DESPITE the improved performance and trust scores of President Benigno Aquino III in the recent surveys, Senator Ferdinand Marcos Jr. on Saturday said the administration’s shortcomings cannot be concealed.

Marcos said that polls results are just a reflection of people’s opinions, and not facts.

“These are the facts: MRT (Metro Rail Transit) service breaks down practically every day; monstrous traffic jams are now the norm, not the exception; brownouts continue to plague a large part of Mindanao,” Marcos said in a statement.

Marcos, in rating the administration’s performance, said he lamented the continuing congestion in the country’s airports and seaports that affects the business sector and economy.

The senator also noted that the government’s underspending hampered country’s economic growth, with 5.2 percent in the first quarter, the lowest since 2012.

Data from the Department of Budget and Management showed that only P65.8 billion were used on infrastructure and other capital outlays during the first quarter of 2015, down 11 percent from P77 billion in the first quarter of 2014.

The first-quarter infrastructure expenditures were 27.3 percent lower than the P94.3 billion that the government had programmed to spend from January to March.

Marcos said had the infrastructure projects been implemented, the government would have spurred the economy growth and would have generated more job opportunities for the poor.

In the Social Weather Stations survey, the Aquino administration recovered by 10 percent from a previous record low, from 47 percent in March to 57 percent in June.

Pulse Asia survey also showed that Aquino registered improvements in his approval score (from 38 percent in March to 54 percent in June) and trust score (from 36 percent in March to 50 percent in June).

Marcos, however, said the Palace should also consider the result of the IBON survey last May, where seven of 10 Filipinos believed their family situation was poor.
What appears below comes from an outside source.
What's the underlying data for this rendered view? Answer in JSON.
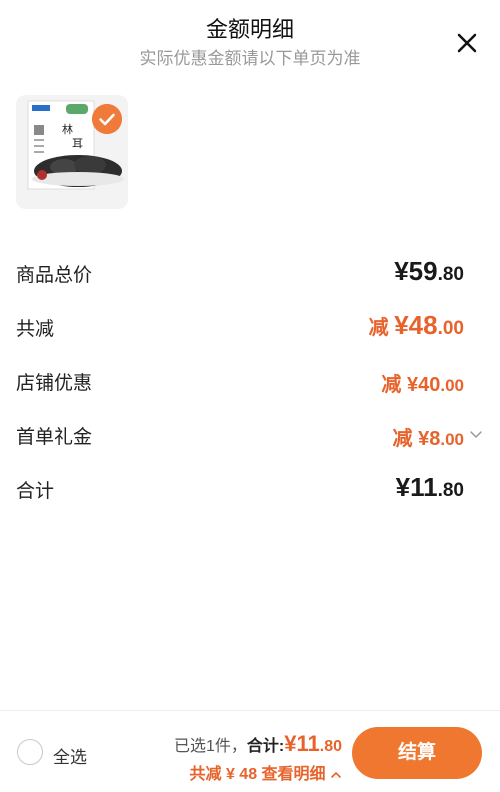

The survey also showed that some 56.4 percent of the respondents said that health services were not enough, higher compared to 45.7 percent in the previous survey. (Sunnex)